There was a time when it was Genesis, and that was it. Now the domination of the pop charts by bands and singers who attended public schools has reached epidemic proportions. Mumford & Sons, who picked up “best group” at the Brit Awards on Wednesday, are the latest in a line of public-school Brit winners that includes Lily Allen, Florence Welch, Coldplay, Radiohead, Keane, Will Young, Pixie Lott, Dido, Kula Shaker and James Blunt.
The Left-wing protest singer Billy Bragg has been complaining on Radio 4 about these “smug” acts “clogging up the charts”. When it was pointed out to him that because the charts are market-driven, former public-school pupils have as much a right to be there as state-sector pupils, he said “six per cent have a right”, because that is the percentage of the population that is privately educated. So much for democracy, eh.
When James Corden was interviewing Alt-J, a band nominated for best album at the Brits, there was one member who declined to speak. Hello, I thought. Bet he’s public school. Sure enough, a little Googling revealed he was. As Chris Martin of Coldplay (Sherborne) advised James Blunt (Harrow) when they met in the corridors of EMI in 2002: “If you want to survive in this industry, make sure, for the first year at least, that no one hears you speak.”
The alternative is to adopt a mockney accent, as Lily Allen does. But even she was soon outed. In the days before Google it was easier for public-school pop stars to cover up their tracks: Joe Strummer, the diplomat’s son who was the frontman of the Clash, and Jim Morrison, the admiral’s son who was frontman for the Doors, got away with it for years. Morrison was even able to claim (falsely) that his parents were dead, thus closing down any further inquiries about them in interviews.
But now the poor things can be exposed within minutes and, in our brave new public-school-excellence-hating country, their credibility plunges. What can be done to help them?
Perhaps like those public-school products who dominate the acting world (Damian Lewis, Dominic West, Eddie Redmayne and Benedict Cumberbatch) as well as the comedy world (Jack Whitehall, Miles Jupp, Armando Iannucci, Marcus Brigstocke, David Mitchell and so on) they can just soldier on and ignore the jeers. But I wonder if, as a quid pro quo for all the public schools that are setting up academies and offering bursaries to help state-school pupils, certain comprehensives could be persuaded to offer summer courses to aspiring public-school pop stars, to teach them to talk improper. An exchange programme, perhaps.

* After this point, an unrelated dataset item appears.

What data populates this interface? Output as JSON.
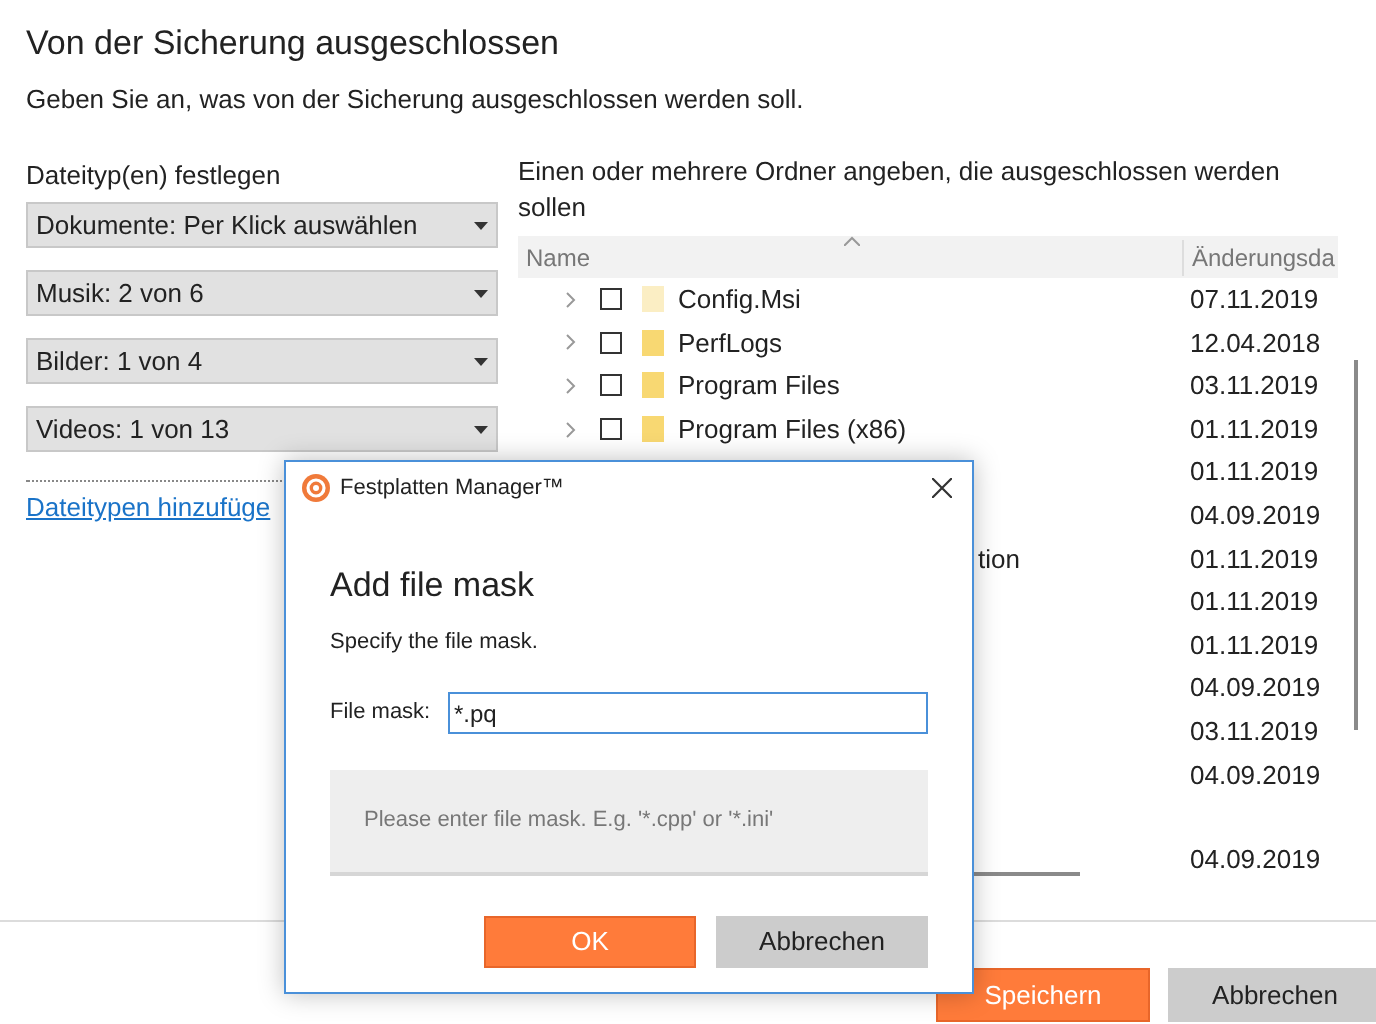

Meanwhile it might help if, through positive discrimination and means testing, some state-school pupils could be given places in these Brit Award winning bands. They wouldn’t necessarily need to have reached grade eight cello, just be able to show potential and hold a guitar in a convincing way. Auto-tune and studio overdubbing could iron out the rest.
When I heard that the National Archives has put historical criminal records online, so that you can find out if you have a black sheep in your family’s past, I typed my surname into the website in some excitement, expecting to find out more about one of my ancestors, a William Farndale, who was a gin smuggler during the Napoleonic wars. By happy coincidence, you see, my father had just told me about him, having come across a reference to him in a local history he was reading. I knew we weren’t all boring stiffs, I thought. Just knew it. Alas, this villainous Farndale doesn’t show in the records, because although he was implicated as a gin runner he was never prosecuted. How quickly family pride turns to disappointment.
As our train pulled into Clapham Junction, the guard drily announced over the public address system: “Please remember to take all your luggage, and any small children.” Must be half term.